▶ [The data]
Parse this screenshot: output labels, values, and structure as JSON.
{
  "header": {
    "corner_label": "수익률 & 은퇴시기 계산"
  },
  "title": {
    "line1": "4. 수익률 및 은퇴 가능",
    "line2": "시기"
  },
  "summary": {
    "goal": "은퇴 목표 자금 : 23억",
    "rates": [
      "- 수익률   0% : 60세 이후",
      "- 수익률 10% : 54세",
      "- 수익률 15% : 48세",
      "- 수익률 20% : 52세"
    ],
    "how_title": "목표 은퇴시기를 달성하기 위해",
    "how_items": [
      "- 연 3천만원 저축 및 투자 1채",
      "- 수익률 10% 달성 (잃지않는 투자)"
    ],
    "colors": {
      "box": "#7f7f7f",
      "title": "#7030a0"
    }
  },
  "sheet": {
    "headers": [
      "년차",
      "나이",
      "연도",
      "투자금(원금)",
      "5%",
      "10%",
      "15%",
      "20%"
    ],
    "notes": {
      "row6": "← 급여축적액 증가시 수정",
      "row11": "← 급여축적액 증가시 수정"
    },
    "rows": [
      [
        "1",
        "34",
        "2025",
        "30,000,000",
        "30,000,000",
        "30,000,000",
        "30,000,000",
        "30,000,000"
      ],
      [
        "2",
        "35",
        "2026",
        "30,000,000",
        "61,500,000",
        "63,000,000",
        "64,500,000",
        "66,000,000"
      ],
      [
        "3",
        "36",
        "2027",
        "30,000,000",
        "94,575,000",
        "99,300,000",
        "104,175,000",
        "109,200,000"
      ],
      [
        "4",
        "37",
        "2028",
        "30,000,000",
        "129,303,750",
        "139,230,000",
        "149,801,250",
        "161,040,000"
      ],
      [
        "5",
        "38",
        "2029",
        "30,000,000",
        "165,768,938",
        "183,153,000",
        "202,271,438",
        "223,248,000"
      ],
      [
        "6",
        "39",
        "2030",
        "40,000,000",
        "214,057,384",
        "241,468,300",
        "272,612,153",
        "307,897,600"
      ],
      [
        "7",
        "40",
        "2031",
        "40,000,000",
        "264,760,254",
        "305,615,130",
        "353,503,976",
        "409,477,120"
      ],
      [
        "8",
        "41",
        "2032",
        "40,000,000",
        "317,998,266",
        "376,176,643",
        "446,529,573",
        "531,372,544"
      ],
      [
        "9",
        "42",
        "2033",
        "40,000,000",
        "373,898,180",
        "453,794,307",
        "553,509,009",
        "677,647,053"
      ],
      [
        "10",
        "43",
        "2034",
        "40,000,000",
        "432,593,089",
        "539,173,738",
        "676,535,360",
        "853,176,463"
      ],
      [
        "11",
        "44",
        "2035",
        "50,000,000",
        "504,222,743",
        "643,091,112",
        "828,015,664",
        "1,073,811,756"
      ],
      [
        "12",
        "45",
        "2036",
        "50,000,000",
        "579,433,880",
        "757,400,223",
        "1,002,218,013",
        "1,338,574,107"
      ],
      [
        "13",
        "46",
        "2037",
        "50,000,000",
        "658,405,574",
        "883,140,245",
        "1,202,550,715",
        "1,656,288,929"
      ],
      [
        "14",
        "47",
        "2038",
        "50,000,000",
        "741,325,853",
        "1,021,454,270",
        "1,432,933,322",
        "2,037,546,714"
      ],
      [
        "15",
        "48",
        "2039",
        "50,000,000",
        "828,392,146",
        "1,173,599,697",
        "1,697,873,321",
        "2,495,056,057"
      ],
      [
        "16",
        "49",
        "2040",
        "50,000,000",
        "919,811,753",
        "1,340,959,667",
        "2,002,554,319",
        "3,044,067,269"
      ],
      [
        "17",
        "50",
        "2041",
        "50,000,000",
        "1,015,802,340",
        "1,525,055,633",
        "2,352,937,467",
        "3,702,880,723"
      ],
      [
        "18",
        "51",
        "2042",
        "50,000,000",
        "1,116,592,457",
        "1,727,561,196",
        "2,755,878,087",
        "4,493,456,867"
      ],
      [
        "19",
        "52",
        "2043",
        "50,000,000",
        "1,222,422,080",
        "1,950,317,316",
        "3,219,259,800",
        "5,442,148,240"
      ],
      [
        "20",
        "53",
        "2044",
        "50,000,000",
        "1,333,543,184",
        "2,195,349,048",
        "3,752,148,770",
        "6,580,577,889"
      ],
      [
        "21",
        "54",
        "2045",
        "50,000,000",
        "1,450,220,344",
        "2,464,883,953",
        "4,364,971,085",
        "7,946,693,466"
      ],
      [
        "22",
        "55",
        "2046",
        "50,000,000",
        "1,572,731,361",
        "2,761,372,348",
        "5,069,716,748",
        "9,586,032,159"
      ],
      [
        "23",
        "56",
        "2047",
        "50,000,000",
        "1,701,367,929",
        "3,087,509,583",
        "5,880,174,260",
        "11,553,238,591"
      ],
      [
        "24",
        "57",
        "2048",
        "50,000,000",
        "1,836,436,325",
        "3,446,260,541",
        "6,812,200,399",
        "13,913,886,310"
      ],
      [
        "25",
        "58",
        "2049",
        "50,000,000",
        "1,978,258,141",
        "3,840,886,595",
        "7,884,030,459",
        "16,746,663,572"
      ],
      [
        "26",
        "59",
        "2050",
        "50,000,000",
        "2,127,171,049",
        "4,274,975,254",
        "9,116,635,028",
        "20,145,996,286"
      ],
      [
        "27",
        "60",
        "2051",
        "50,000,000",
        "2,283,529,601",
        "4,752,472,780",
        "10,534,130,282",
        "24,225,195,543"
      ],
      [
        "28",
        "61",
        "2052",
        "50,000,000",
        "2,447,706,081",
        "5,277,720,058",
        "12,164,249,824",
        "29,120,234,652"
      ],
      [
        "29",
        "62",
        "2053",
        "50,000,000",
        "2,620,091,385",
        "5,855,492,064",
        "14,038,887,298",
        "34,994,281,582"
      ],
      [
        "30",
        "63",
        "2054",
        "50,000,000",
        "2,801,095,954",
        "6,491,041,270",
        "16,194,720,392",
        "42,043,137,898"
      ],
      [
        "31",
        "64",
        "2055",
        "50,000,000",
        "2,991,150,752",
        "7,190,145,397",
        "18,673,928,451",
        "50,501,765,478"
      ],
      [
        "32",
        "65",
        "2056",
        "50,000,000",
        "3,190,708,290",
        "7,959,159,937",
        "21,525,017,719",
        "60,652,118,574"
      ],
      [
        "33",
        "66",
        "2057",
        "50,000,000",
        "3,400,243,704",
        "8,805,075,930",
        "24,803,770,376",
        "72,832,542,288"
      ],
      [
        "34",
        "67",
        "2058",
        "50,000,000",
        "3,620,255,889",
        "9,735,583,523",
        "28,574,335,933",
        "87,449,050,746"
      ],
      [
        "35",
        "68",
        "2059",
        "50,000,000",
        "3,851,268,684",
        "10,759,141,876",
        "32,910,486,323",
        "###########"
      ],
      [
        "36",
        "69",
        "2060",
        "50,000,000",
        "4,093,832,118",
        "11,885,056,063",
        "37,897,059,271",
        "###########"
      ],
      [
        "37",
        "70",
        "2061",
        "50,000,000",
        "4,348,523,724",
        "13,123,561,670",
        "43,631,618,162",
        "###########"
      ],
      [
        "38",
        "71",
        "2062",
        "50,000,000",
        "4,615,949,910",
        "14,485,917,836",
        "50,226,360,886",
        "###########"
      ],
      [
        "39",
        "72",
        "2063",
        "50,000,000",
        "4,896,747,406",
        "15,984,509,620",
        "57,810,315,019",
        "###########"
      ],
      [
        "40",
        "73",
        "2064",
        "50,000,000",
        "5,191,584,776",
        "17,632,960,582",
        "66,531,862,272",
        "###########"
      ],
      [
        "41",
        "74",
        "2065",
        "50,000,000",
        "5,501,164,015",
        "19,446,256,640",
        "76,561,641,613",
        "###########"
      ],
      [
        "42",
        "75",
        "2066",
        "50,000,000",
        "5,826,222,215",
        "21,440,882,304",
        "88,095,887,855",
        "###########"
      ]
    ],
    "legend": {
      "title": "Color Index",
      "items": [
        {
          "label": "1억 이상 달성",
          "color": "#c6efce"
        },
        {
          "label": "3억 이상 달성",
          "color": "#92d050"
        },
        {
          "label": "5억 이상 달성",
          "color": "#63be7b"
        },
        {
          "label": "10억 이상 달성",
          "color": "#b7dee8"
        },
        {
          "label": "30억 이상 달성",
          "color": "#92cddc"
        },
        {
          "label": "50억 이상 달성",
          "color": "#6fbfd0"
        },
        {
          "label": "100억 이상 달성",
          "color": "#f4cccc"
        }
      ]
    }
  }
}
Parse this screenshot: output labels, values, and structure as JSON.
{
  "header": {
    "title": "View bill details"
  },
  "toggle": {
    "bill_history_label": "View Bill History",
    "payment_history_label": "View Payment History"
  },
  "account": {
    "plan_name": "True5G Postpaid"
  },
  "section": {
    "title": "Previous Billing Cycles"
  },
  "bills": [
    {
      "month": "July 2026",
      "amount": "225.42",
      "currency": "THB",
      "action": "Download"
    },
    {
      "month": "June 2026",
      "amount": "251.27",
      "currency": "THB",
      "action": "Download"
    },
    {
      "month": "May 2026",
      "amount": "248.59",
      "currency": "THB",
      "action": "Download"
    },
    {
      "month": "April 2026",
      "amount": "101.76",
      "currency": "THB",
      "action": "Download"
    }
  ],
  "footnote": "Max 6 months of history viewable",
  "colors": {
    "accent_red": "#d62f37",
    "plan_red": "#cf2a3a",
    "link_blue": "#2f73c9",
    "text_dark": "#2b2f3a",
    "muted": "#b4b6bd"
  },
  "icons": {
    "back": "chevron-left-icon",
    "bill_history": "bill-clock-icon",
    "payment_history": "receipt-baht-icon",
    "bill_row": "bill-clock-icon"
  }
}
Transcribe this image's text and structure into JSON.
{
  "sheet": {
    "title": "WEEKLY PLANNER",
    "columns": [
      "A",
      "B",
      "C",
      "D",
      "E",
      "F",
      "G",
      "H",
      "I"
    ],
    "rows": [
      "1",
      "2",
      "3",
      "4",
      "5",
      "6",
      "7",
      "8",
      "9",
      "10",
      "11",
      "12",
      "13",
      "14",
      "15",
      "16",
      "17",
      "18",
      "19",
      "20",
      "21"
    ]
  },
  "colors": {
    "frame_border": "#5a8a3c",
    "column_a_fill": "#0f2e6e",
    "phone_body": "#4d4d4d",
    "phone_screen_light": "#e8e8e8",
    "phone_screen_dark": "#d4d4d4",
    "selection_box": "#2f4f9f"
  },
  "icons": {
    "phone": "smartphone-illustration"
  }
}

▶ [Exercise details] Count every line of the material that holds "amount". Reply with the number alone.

▶ [Exercise response] 4